Kate Briggs to Maggie Nelson’s section on policing mouth-exploring in This Little Art:
When my youngest son was a baby I had a bright hot technicolour dream that was the picture of him choking. This had the effect of elevating my adequate policing to the levels of nervous (paranoid?) surveillance. I’d hand him a slice of squashy ripe pear at lunch-time and watch as he’d try manoeuvring it delightedly into his mouth. Then suddenly doubt the size of it, the consistency of it, and to his great distress, whisk it away (I’m sorry, I’m sorry, I’m sorry! – don’t cry: I’ll cube it! Let me mash it!).
Looking back, I think what troubled me the most was the thought (the thought and also the reality) that the smallest lapse in my attention, even (even and especially) with respect to the most ordinary everyday things – eating a pear for lunch, sitting out among the dry leaves in the garden – could have consequences on this other, life-or-death scale.

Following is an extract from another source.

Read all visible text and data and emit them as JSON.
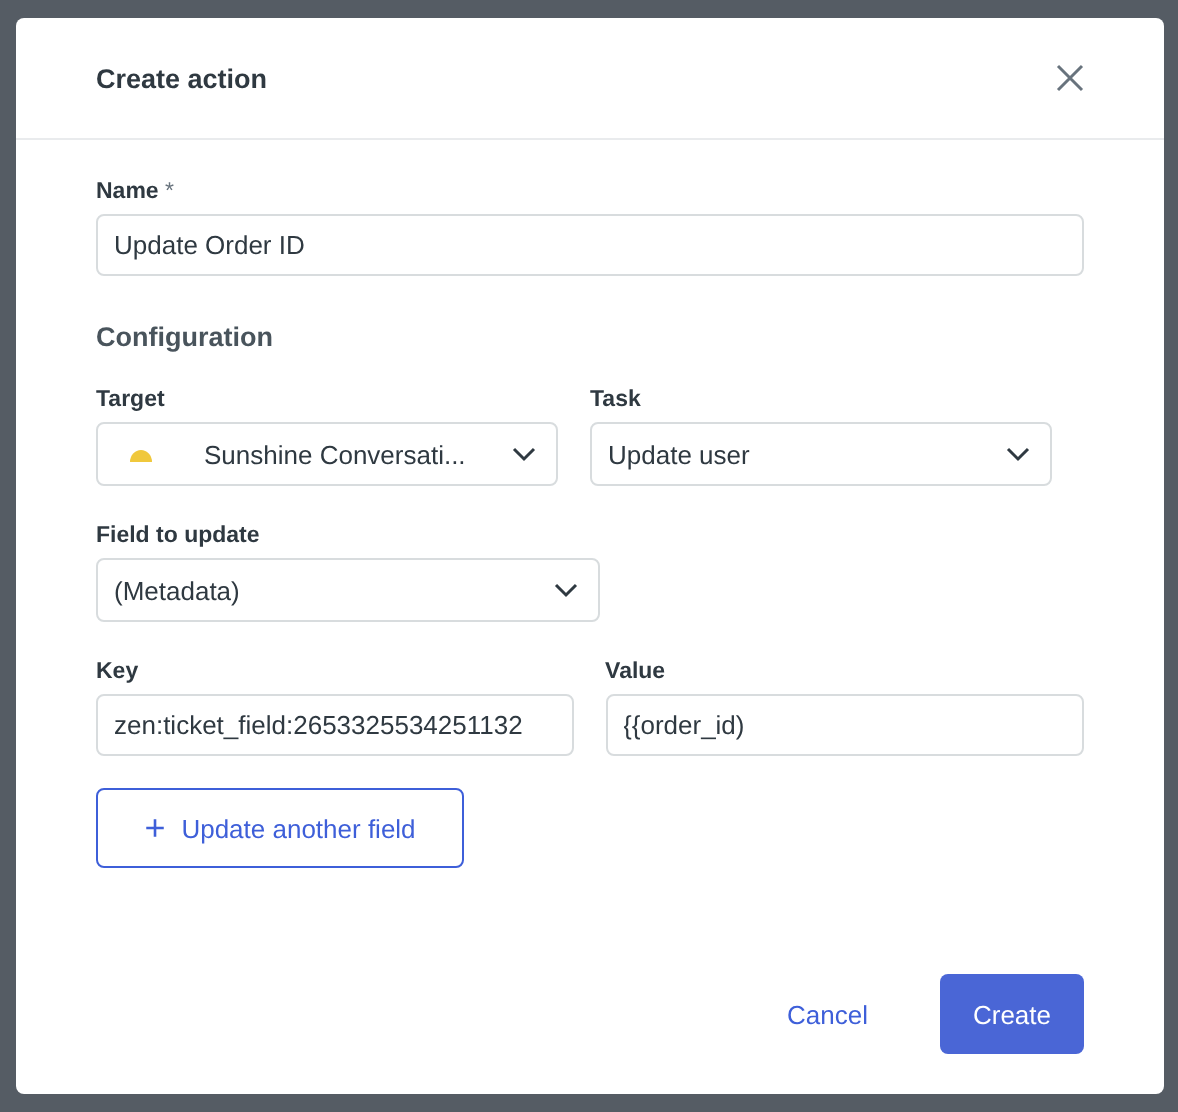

The stakes felt everywhere and for that period of time almost unbearably high.
She also insists, via Galchen’s Little Labors, on seeing ‘little’ as meaning ‘small’ not ‘minor’. If we are to allow this sort of writing to have equal worth, we must allow for its smallness. The fact that accomplishing a brief paragraph of thought may be a form of labour, and may need to be accomplished in small periods of time between distractions. Allowing thoughts and observations to be placed on a square and to relate to the things next to them, not in a tightly ordered narrative argument that says if this is true then this must be true, but to communicate, to be suggestive. A series of partnerships, reader and author, both contributing, author and the people and things that demand their time.
A voice to accommodate distraction and disjunction, whether it’s Galchen’s brief chapters and little labors, Maggie Nelson’s stanzas of thought, the cadences of a child’s insatiable desire for learning in The Last Samurai, perhaps these make way for a new way of writing and reading.
On one of the long afternoons that has since bled into the one long afternoon of Iggy’s infancy, I watch him pause on all fours at the threshold to our backyard, as he contemplates which scraggly oak leaf to scrunch toward first with his dogged army crawl. His soft little tongue, always whitened in the centre from milk, nudges out of his mouth in gentle anticipation, a turtle bobbing out of its shell. I want to pause here, maybe forever, and hail the brief moment before I have to jump into action, before I must become the one who eliminates the inappropriate object, or, if I’m too late, who must harvest it from his mouth.
You, reader, are alive today, reading this, because someone once adequately policed your mouth-exploring. In the fact of this fact, Winnicott holds the relatively unsentimental position that we don’t owe these people (often women, but by no means always) anything. But we do owe ourselves “an intellectual recognition of the fact that at first we were (psychologically) absolutely dependent, and that absolutely means absolutely. Luckily we were met by ordinary devotion.The Argonauts – Maggie Nelson
Absolutely dependent. That absolutely dependence relies on the attention of the person who may also be writing the words you are reading. And therefore our intellectual recognition of that fact should perhaps be allowing the interruptions, relishing the tone of voice and type of writing that allows for them. It may also mean reconfiguring what ‘good’ is, so that Dederer’s question “Is your motherhood making you a less good writer?” – with all the demands on time and concentration and emotion – is not somehow determined by the editorial rejection of that voice: the little, the associative, the interrupted.